The man who is accused of murdering her is a serving member of that same police force.
A series of evening vigils from organizers “Reclaim These Streets” had been planned Saturday across the UK. The main event, at Clapham Common, was cancelled after the Met said they couldn’t go ahead, citing coronavirus restrictions. The organizers asked people to shine a light on their doorstep instead for Everard and for all women affected by and lost to violence.
But by nightfall, peaceful mourners gathered for the socially distanced event in Clapham. Attendees chanted: “This is a vigil, we do not need your services.”
Less than an hour after the gathering began, officers moved in to inform people that they were breaching Covid-19 regulations and had to leave. Then, a predominantly male cluster of officers moved in, using containment and corralling techniques — where officers surround demonstrators to keep them in a particular place, making social-distancing impossible — ordering people to leave, or face arrest and fines.

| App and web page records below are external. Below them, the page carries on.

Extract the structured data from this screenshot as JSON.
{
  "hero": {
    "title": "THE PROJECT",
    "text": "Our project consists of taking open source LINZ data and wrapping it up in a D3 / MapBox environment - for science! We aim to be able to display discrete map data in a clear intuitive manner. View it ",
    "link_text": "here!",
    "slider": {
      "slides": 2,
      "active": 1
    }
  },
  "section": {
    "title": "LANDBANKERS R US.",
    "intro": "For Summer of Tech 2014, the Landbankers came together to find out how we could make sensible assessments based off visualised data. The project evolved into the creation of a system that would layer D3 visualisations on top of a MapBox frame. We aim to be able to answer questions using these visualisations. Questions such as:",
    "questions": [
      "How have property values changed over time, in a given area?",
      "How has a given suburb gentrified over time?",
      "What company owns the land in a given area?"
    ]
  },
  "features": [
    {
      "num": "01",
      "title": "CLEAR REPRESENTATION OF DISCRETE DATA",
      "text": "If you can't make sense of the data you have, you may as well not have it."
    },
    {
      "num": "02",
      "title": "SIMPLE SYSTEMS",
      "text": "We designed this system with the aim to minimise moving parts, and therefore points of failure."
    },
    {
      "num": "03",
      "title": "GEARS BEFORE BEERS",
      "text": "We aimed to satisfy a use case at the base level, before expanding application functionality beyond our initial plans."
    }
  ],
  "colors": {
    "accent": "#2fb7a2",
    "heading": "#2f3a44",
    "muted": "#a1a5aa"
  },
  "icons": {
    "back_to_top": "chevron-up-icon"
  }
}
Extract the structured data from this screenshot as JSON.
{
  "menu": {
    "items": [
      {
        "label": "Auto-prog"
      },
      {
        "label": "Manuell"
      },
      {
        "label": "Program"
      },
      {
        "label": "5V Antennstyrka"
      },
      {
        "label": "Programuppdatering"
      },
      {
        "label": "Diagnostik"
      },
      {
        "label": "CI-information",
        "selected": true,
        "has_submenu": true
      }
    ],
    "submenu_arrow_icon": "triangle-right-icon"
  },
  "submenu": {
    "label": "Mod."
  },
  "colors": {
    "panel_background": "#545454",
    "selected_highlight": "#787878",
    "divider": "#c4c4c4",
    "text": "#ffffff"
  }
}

As police officers forcibly removed women from the bandstand and dropped others face down to the floor in arrest, attendees chanted “Shame on you,” “Arrest your own,” and “Who do you protect?”
In a statement on Sunday morning, the Met Police said they “absolutely did not want to be in a position where enforcement action was necessary,” but that “we were placed in this position because of the overriding need to protect people’s safety.”
Home Office minister Victoria Atkins addressed a now-viral photograph of one of the women who had been pinned down by police officers during an interview on Sky News on Sunday morning, saying it is “something that the police will have to explain in that report to the Home Secretary.”
Atkins added that the “very upsetting scenes” were being “taken very seriously” by the British government.
Her comments come as videos on social media and news agencies continue to surface, showing attendees scuffling with police.
Several UK leaders across party divides have agreed that the police response was disproportionately harsh.
London Mayor Sadiq Khan said on Twitter that “The scenes from Clapham Common are unacceptable. The police have a responsibility to enforce Covid laws but from images I’ve seen it’s clear the response was at times neither appropriate nor proportionate,” adding that he was in contact with the Commissioner and “urgently seeking an explanation.”
Labour Party leader Keir Starmer called the scenes in Clapham “deeply disturbing.”
“Women came together to mourn Sarah Everard — they should have been able to do so peacefully,” he said, adding that he shared their “anger and upset at how this has been handled.”
“This was not the way to police this protest,” Starmer said.
The leaders of the Liberal Democrat party agreed, joining a growing chorus that have called on the Metropolitan Police Commissioner to resign. “Cressida Dick has lost the confidence of the millions of women in London and should resign,” said the Liberal Democrats, saying that the policing of the vigil were “utterly disgraceful and shame the Metropolitan Police.”
UK Home Secretary Priti Patel said that “some” of the footage that was circulating online was “upsetting” and said she had asked the Met for a “full report on what happened.”
Patels’ comments, however, are unfolding in a landscape that’s become increasingly hostile to dissenting voices — one that disproportionately affects marginalized communities, including women.
The Home Secretary has made no bones about her plans to crack down on dissent, calling environmental protesters “eco-crusaders turned criminals” intent on attacking a British way of life and labeling the tactics of the Black Lives Matter demonstrators as “thuggery” in two different speeches last fall.
And while Patel has said the government will always “defend the right to protest,” her actions suggest otherwise.
Meanwhile, the government has been undertaking an “end-to-end” review of the criminal justice system, according to Atkins, including changes to the sentencing of serious and violent offenders.
The minister called the Domestic Abuse Bill “a landmark piece of legislation,” that will start a “conversation about abusive behavior and what we can do to support victims, but also to tackle perpetrators,” she said, adding that the government was investing “unprecedented amounts of money” into perpetrator programs as well.
But Jess Phillips, the UK Shadow Home Office Minister said that government must “turn their rhetoric into action,” noting that the bill mentions statues more than women.
Over 70% of women surveyed by a new poll from UN Women UK said they had experienced sexual harassment in public spaces. That figure rose to 97% among women aged 18 to 24, polling showed. The data, released Wednesday, was drawn from a YouGov survey of more than 1,000 women commissioned by UN Women UK in January 2021.
The organization’s polling also suggested women have little faith in public institutions to tackle the situation.
“Only 4% of women told us they reported the incidents of harassment to an official organization — with 45% of women saying they didn’t believe reporting would help change anything,” UN Women UK said.
CNN’s Nina Dos Santos, Arnaud Siad and Laura Smith-Spark contributed to this report.